What this task involves → Every line with "image" in it should be copied from the data.

Records for processing →
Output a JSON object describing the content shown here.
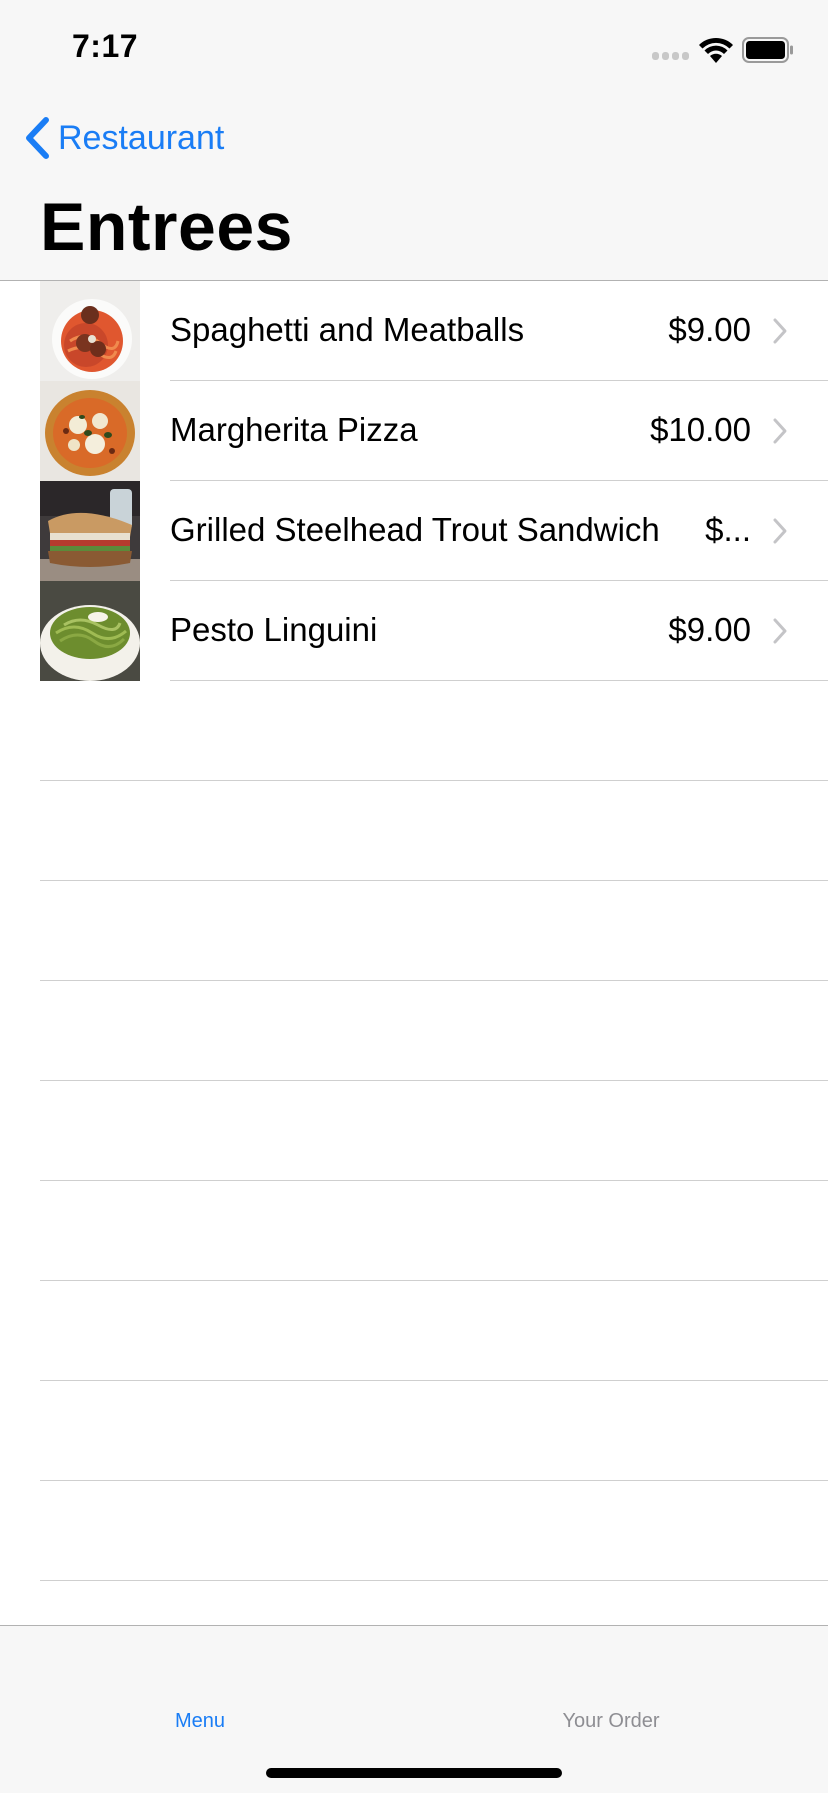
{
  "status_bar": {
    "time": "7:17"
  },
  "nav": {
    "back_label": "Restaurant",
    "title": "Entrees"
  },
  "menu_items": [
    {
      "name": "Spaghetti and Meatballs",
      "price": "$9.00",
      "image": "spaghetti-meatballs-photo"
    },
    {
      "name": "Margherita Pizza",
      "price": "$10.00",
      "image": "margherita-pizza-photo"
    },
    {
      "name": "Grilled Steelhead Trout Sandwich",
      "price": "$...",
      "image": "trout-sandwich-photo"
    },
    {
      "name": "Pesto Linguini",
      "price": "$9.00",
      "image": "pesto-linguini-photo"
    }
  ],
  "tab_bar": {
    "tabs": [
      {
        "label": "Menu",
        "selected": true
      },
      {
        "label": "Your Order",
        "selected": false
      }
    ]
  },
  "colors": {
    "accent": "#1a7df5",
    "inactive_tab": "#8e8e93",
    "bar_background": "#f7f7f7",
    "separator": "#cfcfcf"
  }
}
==
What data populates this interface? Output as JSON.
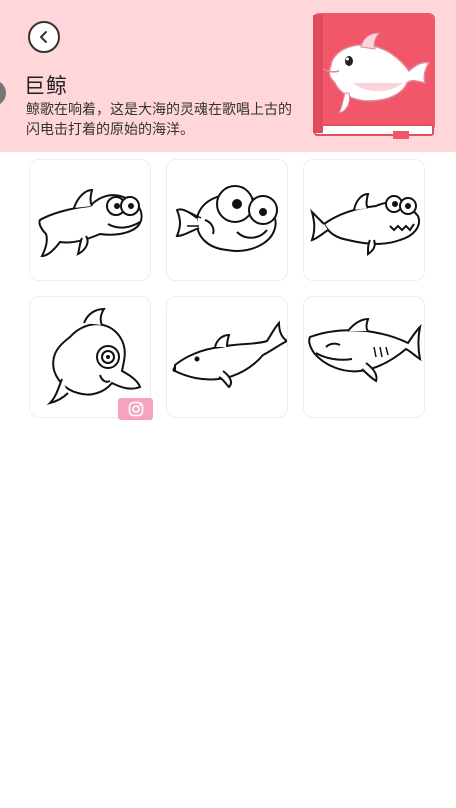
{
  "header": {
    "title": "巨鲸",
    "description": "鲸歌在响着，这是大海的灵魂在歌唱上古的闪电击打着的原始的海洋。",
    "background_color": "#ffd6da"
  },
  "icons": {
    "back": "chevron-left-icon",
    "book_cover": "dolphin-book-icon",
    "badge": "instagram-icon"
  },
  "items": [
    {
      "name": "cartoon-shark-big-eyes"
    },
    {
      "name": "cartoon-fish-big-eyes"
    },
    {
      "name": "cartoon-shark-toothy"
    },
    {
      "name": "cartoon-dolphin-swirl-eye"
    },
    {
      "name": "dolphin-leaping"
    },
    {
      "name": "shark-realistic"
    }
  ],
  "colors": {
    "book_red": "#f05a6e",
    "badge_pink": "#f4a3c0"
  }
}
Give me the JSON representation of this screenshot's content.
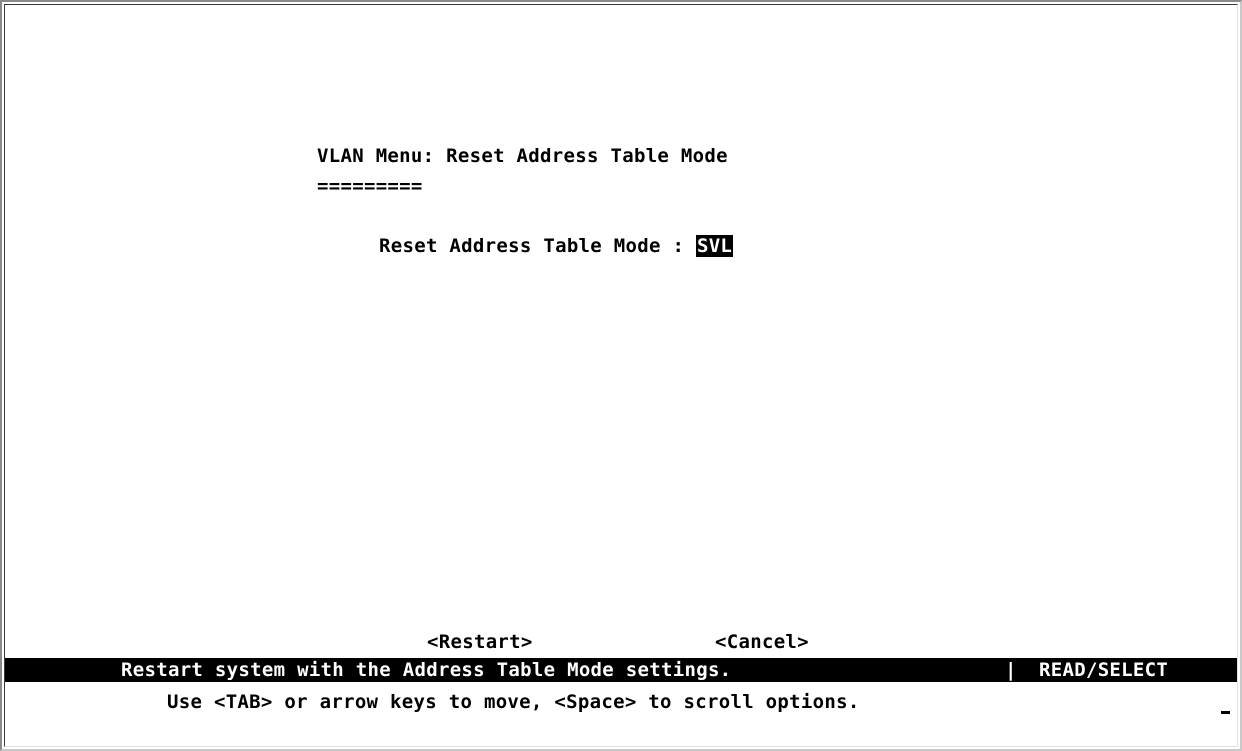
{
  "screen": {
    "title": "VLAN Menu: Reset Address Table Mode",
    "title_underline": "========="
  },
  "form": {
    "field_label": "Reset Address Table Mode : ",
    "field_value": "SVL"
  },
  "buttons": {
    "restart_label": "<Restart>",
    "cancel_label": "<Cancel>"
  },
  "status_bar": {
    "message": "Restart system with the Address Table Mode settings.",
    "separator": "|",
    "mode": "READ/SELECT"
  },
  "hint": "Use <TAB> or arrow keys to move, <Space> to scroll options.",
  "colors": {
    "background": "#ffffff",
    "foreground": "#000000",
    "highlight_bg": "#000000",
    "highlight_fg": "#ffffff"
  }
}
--
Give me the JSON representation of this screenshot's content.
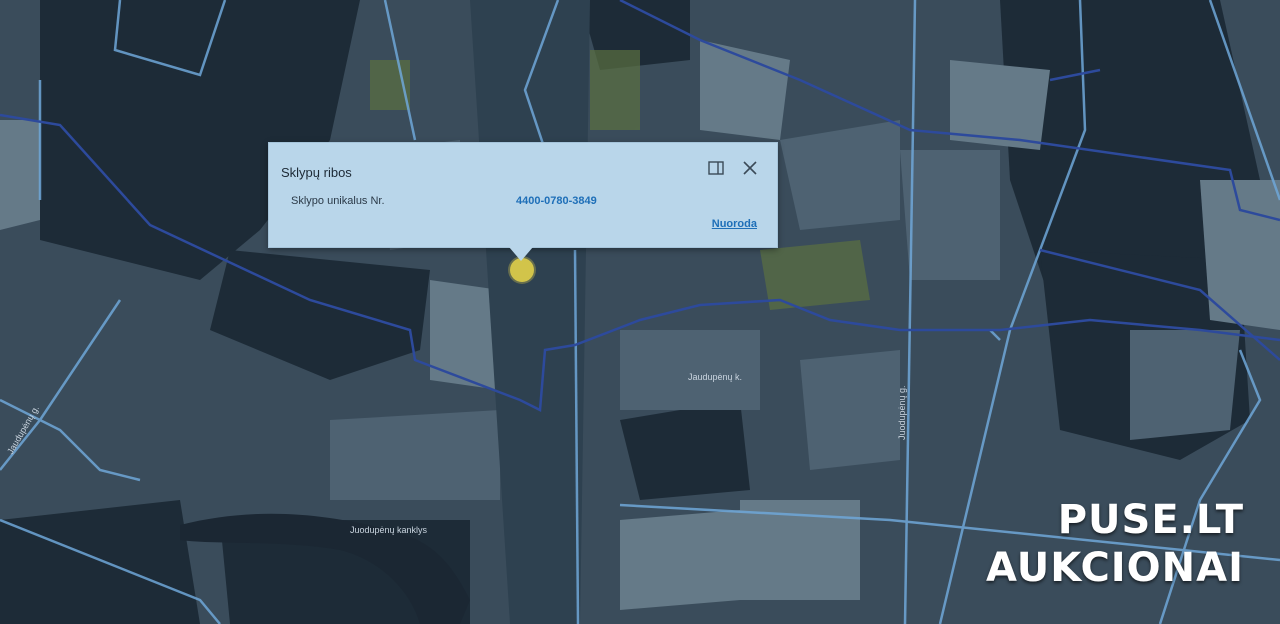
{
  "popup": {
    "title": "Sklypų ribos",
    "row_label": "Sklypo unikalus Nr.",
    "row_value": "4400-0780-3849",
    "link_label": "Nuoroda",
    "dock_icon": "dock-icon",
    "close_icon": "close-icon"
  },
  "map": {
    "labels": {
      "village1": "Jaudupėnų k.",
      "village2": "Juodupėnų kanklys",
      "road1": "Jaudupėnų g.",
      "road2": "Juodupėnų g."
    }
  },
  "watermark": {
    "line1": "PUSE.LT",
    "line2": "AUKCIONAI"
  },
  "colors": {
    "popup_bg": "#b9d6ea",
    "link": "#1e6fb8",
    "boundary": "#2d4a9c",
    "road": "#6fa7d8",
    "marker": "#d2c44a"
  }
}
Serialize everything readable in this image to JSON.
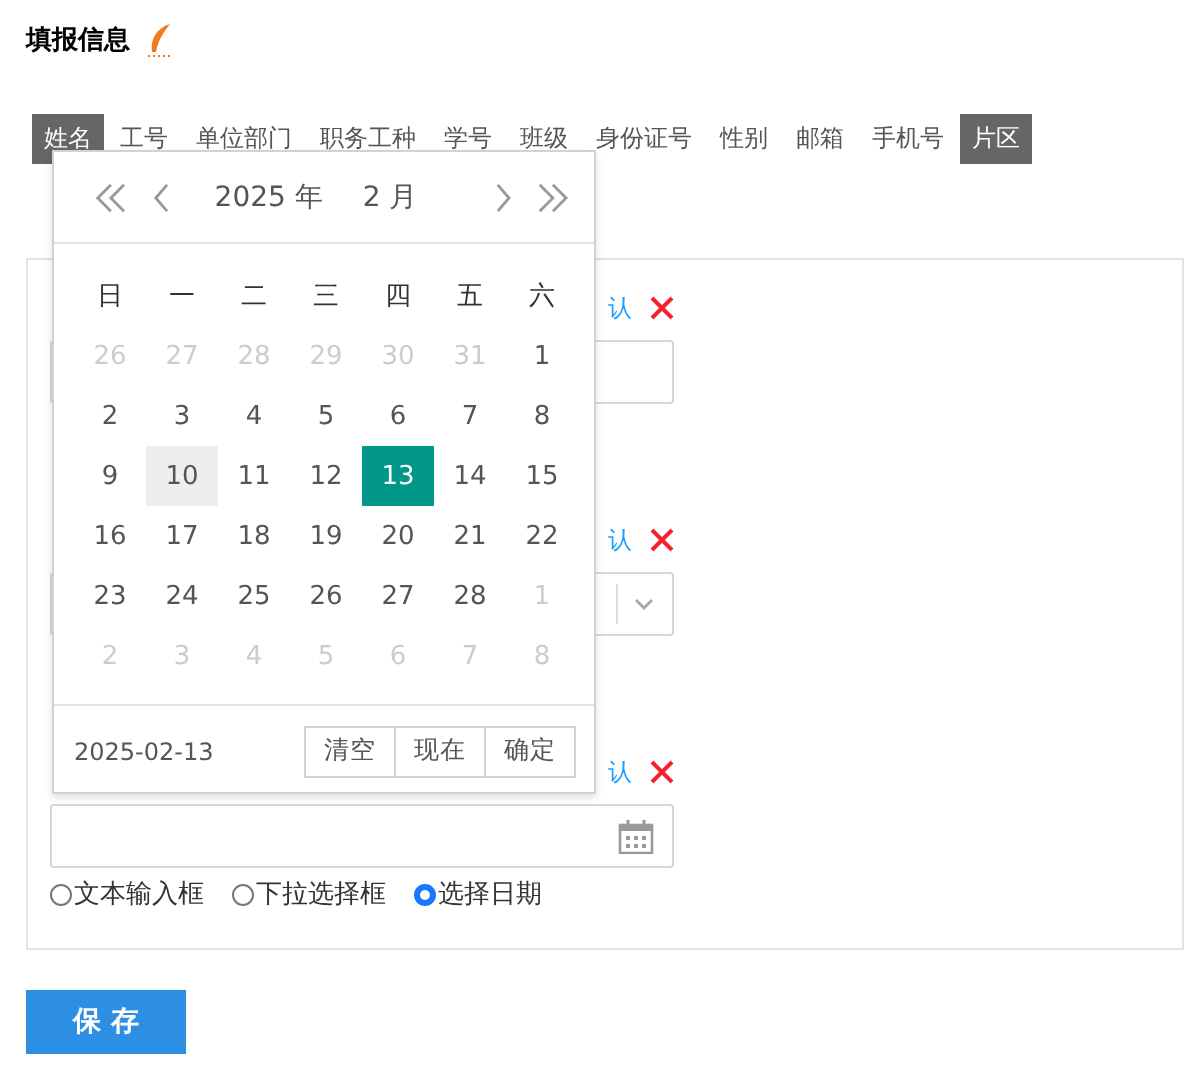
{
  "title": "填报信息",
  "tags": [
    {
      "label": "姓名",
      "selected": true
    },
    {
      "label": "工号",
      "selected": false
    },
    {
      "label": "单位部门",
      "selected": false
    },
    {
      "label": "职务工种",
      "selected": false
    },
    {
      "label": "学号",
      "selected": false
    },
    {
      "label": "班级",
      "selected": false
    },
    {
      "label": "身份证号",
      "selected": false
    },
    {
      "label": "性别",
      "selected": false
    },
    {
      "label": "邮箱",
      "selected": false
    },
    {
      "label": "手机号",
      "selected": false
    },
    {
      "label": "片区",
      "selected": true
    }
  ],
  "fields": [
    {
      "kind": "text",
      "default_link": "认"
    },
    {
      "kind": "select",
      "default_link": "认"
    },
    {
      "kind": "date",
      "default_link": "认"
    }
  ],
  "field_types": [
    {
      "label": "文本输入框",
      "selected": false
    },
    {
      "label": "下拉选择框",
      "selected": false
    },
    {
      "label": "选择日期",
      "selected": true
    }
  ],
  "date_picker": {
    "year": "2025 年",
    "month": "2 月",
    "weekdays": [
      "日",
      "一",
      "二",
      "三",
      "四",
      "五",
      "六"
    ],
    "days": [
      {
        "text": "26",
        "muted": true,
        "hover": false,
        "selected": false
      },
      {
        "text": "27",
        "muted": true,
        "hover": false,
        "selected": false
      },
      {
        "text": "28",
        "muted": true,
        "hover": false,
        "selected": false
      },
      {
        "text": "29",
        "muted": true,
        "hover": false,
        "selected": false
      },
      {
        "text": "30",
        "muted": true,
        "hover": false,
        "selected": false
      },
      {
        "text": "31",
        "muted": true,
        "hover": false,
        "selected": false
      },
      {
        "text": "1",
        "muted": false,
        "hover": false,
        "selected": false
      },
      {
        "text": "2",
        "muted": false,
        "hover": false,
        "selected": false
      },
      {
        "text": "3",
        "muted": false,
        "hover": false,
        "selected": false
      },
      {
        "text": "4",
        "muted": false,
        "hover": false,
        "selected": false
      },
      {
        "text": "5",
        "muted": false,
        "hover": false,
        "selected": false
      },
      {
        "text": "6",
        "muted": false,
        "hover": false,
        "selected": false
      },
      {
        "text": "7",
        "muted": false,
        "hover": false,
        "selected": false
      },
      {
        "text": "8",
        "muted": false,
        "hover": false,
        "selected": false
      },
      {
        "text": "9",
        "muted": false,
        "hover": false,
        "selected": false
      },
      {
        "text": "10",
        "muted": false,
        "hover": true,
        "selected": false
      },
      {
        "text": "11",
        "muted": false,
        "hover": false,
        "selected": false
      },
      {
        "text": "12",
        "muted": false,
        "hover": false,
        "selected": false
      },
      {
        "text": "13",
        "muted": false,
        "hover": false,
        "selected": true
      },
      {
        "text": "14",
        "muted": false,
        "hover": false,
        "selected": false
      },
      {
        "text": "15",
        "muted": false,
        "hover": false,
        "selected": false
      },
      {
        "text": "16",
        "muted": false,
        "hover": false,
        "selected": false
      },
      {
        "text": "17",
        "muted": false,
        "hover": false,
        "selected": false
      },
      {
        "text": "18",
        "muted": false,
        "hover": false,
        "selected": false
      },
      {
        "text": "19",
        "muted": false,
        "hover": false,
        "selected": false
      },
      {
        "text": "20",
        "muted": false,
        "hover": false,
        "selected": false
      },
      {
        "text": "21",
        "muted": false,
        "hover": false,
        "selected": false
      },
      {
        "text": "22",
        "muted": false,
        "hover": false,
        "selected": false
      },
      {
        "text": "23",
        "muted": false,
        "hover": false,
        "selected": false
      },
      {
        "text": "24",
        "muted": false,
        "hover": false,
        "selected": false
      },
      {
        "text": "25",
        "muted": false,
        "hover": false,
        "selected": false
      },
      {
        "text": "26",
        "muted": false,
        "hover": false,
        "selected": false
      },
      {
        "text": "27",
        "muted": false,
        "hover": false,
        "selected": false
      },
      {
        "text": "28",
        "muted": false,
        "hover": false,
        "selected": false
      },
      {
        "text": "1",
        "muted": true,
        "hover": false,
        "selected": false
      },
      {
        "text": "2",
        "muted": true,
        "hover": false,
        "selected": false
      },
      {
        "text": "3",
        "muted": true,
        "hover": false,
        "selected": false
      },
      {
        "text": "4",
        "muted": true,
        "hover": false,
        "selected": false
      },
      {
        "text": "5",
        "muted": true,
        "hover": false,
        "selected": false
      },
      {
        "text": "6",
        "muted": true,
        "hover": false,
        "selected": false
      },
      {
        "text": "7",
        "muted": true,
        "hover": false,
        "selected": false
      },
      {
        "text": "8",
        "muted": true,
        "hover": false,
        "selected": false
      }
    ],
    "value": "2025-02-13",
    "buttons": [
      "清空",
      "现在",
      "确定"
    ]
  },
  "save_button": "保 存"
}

Task output →
      "image": "spaghetti-meatballs-photo"
      "image": "margherita-pizza-photo"
      "image": "trout-sandwich-photo"
      "image": "pesto-linguini-photo"
Serialize everything readable in this image to JSON.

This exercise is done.